A visitor accessing your web site is assigned a unique id, the so-called session id. This is either stored in a cookie on the user side or is propagated in the URL.
The session support allows you to register arbitrary numbers of variables to be preserved across requests. When a visitor accesses your site, PHP will check automatically (if session.auto_start is set to 1) or on your request (explicitly through session_start() or implicitly through session_register()) whether a specific session id has been sent with the request. If this is the case, the prior saved environment is recreated.
If you turn on session.auto_start then the only way to put objects into your sessions is to load its class definition using auto_prepend_file in which you load the class definition else you will have to serialize() your object and unserialize() it afterwards.
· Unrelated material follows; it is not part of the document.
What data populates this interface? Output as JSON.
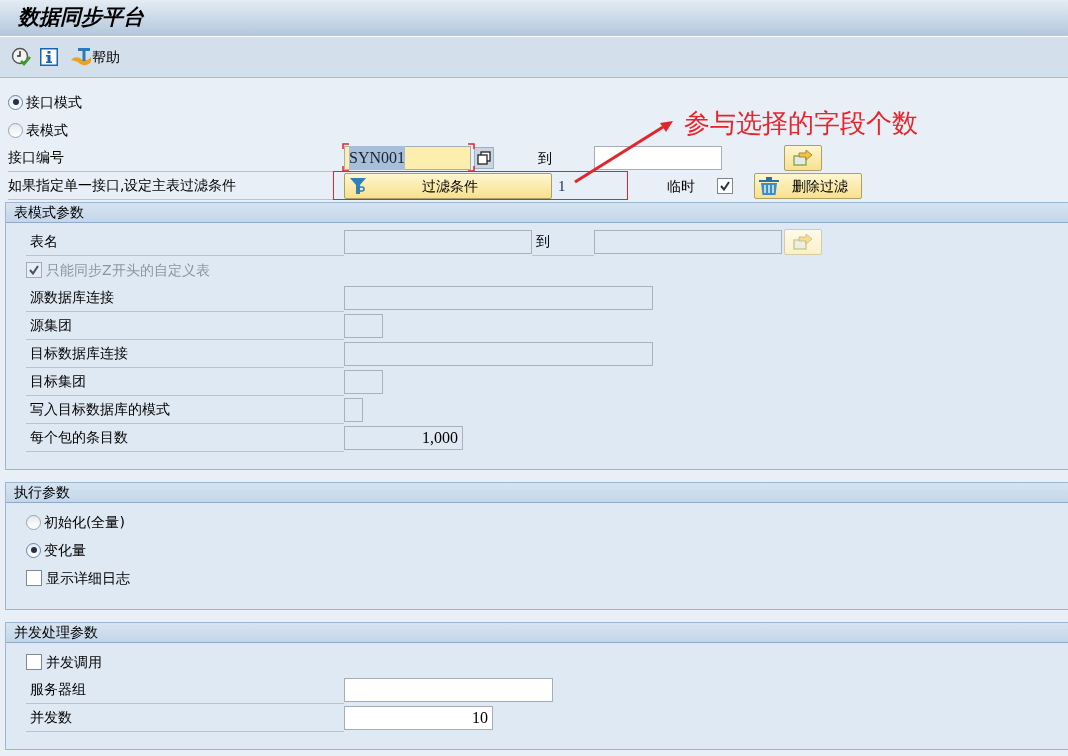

All registered variables are serialized after the request finishes. Registered variables which are undefined are marked as being not defined. On subsequent accesses, these are not defined by the session module unless the user defines them later.
Some types of data can not be serialized thus stored in sessions. It includes resource variables or objects with circular references (i.e. objects which passes a reference to itself to another object).
Please note when working with sessions that a record of a session is not created until a variable has been registered using the session_register() function or by adding a new key to the $_SESSION superglobal array. This holds true regardless of if a session has been started using the session_start() function.
PHP 5.2.2 introduced an undocumented feature to store session files in "/tmp" even if open_basedir was enabled and "/tmp" is not explicitly added to the allowed paths list. This feature has been removed from PHP as of PHP 5.3.0.